Central Europeans’ and Italians’ love for bitters is well known. They produce many and consume more than any other nation.
Of late, bitters have started to become fashionable in North America, possibly because Italian and Central European immigrants spread the word, but more importantly sampled their British-born friends and business associates.
Bitters are a special category of alcoholic beverages produced from a combination of herbs and spices. Some are very bitter with a truly medicinal nose; others tolerable and sweetish. Speaking of bitter, Italians have a much higher tolerance for amari (bitter) than English. An Italian will indulge in one or two shots of herb- and spice induced amari like Fernet-Brance or Averna after a rich meal.
North Americans prefer Cognac or single-malt than a bitter after a gourmet meal.
Generally, western Mediterranean people prefer moderately alcoholic beverages, like wine, than super alcoholic drinks like spirits containing 40 – 50 percent ABV.
Campari, although not dark (it is red) and highly alcoholic, is served mixed with sparkling water as an aperitif in Italy. It never caught on in North America due to its unusually medicinal taste.
Then there is Cynar, an artichoke flavoured liquor, which Italians love as an aperitif, but very few North American could be coerced to enjoy!
Hungarians are great bitter consumers. Unicum, a company specializing in bitters, makes and markets several. European marketers are allowed to make medicinal claims in their efforts to sell. Unicum takes advantage of this legal right.
Germans and Austrians believe in bitters so much that Underberg, that ubiquitous product in Germany, can be even purchased from roadside vending machines and restaurants.
Then there is Jaegermeister, which supposedly hunters use in their pursuit of game and most likely enjoy after a meal to settle their shaky stomachs.
Swiss and Austrians stick to their Alpenbitters based on wild herbs gathered in the Alp mountains. All claim medicinal properties and actually are used as remedies for upset stomachs.
Grappas, a fiery distillate derived from a by-product of viinifiication, managed to become famous in North America. In Italy it was at one time the spirit vineyard workers and winery workers, then marketers decided to position grappas as a sophisticated digestive.
A few specialised distillers like Poli, Scarpa, Rialto, Sandro Bottega, Mazetti and Stravecchia started to market varietal grappas from Chardonnay, Nebbiolo, Moscato and aged their products for smoothness. Now some charge over a $ 100.- per bottle and people line up to buy them
Freshly distilled Barolo or Barbarersco grappa can be delightful in its robustness, particularly after an extended meal, but never more than two shots.

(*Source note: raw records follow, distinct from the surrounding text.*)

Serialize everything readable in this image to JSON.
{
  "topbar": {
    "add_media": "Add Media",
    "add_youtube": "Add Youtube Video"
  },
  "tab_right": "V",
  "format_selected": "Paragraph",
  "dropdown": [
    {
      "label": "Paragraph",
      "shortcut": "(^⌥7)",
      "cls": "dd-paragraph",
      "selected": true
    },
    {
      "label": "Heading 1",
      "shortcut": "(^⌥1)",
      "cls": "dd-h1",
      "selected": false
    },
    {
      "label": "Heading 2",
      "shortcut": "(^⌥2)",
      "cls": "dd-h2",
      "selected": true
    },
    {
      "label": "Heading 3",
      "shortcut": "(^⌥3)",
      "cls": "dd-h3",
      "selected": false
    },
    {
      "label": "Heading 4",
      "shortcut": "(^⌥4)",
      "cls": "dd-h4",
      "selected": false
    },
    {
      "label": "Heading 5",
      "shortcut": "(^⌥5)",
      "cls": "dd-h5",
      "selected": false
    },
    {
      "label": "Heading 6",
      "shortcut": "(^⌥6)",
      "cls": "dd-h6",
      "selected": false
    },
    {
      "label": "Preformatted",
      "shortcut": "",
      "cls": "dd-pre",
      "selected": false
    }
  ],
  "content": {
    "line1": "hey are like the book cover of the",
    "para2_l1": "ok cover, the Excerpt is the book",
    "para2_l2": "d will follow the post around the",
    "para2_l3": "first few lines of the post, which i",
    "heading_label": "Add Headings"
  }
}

Angostura Bitters, invented by a German surgeon in Simon Bolivar’s army in Venezuela, is now produced in Trinidad and Tobago. It contains 40 percent ABV but happens to be so bitter that Canadian and American authorities have classified it as food. Still, enough desperate people buy bottles and try to get drunk on it.
Bitter aperitifs and digestive have their place in gastronomy both in cooking and enjoyment, but only if used in moderation.